Trends come and go. Fortunately, saving money is never out-of-style. Here are ideas that will help you dress for success while staying within a responsible budget.

Spend some quality time with your closet.You need to know what you have in order to know what you need. So spend some time going through your closet and getting rid of items that are either worn out or never worn. I try to employ the one-year rule: If I haven't worn it in the past year, it's time to part ways.

This phase of the process can be especially painful for you packrats, so be honest with yourself and your wardrobe. Start a pile of items you aren't going to keep and make a list of what you have and what you need. Don't skip making the list! We'll come back to this later.

Give someone the shirt off your back. A great way to part with your clothes is to offer them to friends and/or family. It lessens the pain of parting with that beloved pair of pants that doesn't fit anymore if you know a friend will put them to good use.

Often, these people will return the favor. We give our son's clothes to friends who later give us their daughter's clothes. My wife also received a number of business suits and blouses from a friend who wasn't in the corporate world anymore.

Budget your list and list your budget. I mentioned creating a list in the first step. If you do your grocery shopping via a list, this should come naturally. Sticking to the list cuts down on impulse buys and wasted purchases on things you may not need.

Then take time looking at your budget. Crown Financial Ministries recommends that the clothing budget for a family of four should be roughly 5% of your net spendable income (see their online budget calculator). Carve out your portion of that percentage and you'll know how much money you have to work with for the year. Now simply compare the amount you have to work with to the list of items you need. Also, I would advise setting aside a fifth of what you have available for a "clothing emergency." For example, if your portion is $600 for the year, set aside $125 for reserve and you have $475 remaining. Maybe you'll want to divide that roughly in half for two shopping trips a year. You now have an idea of how much you can spend on your items.

Shoppers, you may start your engines. It's time to hit the streets shopping. There are a number of venues to visit, so here's a brief rundown of what stores are best for what clothes.

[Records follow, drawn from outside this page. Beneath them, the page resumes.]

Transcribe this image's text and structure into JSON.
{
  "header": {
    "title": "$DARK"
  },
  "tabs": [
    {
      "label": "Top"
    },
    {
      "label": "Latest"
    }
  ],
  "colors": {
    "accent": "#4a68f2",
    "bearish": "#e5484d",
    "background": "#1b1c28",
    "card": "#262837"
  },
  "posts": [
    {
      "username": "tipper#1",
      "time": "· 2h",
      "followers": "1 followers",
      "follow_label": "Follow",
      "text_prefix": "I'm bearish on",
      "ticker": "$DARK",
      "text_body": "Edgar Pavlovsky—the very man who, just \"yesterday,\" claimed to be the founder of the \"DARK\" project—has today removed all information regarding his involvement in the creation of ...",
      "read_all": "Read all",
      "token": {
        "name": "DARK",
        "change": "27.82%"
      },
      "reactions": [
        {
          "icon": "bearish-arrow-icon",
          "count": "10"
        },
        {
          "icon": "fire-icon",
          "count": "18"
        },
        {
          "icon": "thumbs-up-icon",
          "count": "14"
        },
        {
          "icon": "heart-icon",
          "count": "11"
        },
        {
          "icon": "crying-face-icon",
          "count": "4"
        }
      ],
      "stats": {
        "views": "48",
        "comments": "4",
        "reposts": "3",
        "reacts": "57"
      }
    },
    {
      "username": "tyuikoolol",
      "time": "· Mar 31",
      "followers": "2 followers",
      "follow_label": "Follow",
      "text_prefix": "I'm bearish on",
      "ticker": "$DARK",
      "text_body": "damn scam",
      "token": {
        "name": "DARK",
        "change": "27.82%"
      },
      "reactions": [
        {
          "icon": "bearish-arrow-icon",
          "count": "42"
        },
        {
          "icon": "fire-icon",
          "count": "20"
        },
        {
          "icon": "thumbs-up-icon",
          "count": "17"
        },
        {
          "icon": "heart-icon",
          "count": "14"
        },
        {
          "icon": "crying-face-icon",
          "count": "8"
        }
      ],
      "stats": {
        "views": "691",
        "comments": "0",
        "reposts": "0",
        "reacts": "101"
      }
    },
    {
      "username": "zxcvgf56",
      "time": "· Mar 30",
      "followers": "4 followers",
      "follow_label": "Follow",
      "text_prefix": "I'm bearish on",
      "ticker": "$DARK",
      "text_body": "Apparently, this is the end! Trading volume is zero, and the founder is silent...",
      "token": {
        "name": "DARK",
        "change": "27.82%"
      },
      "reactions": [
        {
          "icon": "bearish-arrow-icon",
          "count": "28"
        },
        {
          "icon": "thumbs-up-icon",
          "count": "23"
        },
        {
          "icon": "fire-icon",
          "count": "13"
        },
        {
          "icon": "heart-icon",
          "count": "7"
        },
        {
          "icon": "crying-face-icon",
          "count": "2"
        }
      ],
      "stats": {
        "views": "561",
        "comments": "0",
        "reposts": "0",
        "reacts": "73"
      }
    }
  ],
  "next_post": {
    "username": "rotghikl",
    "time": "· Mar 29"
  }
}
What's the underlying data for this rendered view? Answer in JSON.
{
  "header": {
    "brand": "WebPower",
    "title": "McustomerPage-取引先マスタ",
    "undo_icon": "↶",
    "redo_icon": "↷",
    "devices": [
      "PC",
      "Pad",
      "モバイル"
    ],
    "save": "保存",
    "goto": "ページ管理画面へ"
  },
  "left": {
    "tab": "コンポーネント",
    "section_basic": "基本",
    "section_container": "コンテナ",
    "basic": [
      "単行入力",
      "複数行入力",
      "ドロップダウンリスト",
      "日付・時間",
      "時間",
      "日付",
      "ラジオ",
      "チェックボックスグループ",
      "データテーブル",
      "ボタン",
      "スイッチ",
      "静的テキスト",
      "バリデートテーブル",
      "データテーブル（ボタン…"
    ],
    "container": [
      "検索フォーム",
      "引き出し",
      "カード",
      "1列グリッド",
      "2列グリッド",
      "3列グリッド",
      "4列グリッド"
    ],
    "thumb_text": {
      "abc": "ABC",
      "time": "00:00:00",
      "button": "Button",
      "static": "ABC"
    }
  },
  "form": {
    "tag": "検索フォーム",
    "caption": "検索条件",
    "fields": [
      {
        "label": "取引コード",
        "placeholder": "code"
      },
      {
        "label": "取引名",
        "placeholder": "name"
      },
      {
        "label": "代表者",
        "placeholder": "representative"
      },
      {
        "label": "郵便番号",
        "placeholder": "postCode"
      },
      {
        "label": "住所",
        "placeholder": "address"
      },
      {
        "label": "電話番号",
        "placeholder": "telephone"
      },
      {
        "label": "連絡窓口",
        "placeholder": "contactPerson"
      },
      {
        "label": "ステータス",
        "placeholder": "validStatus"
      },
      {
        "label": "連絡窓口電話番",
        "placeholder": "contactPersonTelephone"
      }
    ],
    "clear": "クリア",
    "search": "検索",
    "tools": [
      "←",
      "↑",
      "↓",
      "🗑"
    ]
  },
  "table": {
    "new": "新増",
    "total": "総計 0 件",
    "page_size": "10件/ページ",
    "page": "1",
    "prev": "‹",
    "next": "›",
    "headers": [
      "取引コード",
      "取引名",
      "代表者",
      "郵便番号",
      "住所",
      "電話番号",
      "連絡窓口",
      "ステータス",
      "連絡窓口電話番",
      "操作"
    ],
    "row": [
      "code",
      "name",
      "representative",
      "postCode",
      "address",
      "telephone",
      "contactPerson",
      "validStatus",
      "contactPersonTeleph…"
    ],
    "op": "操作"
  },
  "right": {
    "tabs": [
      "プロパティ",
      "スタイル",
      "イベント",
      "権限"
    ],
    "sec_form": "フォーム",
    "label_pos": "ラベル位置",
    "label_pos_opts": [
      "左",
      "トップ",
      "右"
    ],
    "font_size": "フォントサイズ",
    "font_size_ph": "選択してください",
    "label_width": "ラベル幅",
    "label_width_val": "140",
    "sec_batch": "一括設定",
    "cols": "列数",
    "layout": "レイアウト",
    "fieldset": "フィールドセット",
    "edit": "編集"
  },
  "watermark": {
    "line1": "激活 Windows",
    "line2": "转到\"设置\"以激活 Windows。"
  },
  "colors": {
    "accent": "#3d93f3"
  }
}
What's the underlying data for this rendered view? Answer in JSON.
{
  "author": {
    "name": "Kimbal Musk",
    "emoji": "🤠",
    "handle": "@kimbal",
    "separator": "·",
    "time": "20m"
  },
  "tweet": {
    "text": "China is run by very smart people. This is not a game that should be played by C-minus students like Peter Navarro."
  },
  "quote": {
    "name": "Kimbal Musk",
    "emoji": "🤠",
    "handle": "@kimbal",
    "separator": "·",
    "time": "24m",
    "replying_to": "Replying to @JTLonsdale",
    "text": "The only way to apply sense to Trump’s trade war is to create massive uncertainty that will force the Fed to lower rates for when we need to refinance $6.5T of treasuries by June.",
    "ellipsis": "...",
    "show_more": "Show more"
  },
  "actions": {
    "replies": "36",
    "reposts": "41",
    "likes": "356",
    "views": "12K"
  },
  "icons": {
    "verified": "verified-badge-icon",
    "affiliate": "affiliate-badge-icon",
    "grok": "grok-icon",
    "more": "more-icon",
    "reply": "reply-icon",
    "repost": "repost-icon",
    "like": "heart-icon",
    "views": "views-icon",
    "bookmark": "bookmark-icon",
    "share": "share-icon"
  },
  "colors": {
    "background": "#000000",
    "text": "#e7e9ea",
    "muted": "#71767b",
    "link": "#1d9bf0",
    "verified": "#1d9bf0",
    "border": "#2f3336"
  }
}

Wholesale Clubs: While their variety is limited, how many options do we really need for socks, underwear, and t-shirts? Let me encourage you to start shopping for your basics at your local wholesale club.

Thrift/Consignment Shops: Nothing wrong with paying used prices on clothes that may have been only gently used. Author and money-saving guru Rhonda Barfield suggests calling first to see how often new merchandise is displayed and when old merchandise is reduced. She has found nearly perfect Reeboks for $1.00 simply by going on such a day. And better yet, she earned a credit for trading in clothes she couldn't use and then used that credit to get a dress she needed.

Outlet stores: Outlet stores have come a long way from the days of poorly lit backrooms filled with boxes of damaged or irregular clothes. Today, you can find excellent prices on good clothes, and do so in an environment that doesn't make you feel like you're doing something illegal.

Retail Stores/Web: I almost never buy anything from retail unless it's on sale. My view is if I wait long enough, it will be reduced. If it sells out, I don't need it. But if you do insist on paying full-price, consider stores with replacement guarantees. Some retailers will replace products that wear out before your child outgrows them, such as shoes. And speaking of shoes, as they go in and out of style, you can often times snatch up a good deal just because this season's colors change, though the model itself hasn't. Zappos.com, the Internet's largest shoe retailer, has an excellent selection of shoes on sale all the time, often with free shipping both ways.

Yard/Rummage Sales: I am not a big fan of these myself because I don't care to barter. But I know people who do and they save a bundle, especially on children's clothes and seldom used items like snowsuits, mittens and boots. Try going late in the day in hopes of finding a weary seller who discounts their stuff even deeper just to get rid of them all.

In summary, you can do an extreme wardrobe makeover at a reasonable cost. It all comes down to making a plan, sticking to it, being patient, and finding good values.

Matthew Pryor in his 8th year with Sound Mind Investing, now serving as Director of Operations. He previously held the Development Director position for a crisis pregnancy center and has served on staff with Young Life in Virginia. He currently lives in Louisville, Kentucky with his wife and three children. Visit www.soundmindinvesting.com to learn more.

Publication Date: June 20, 2012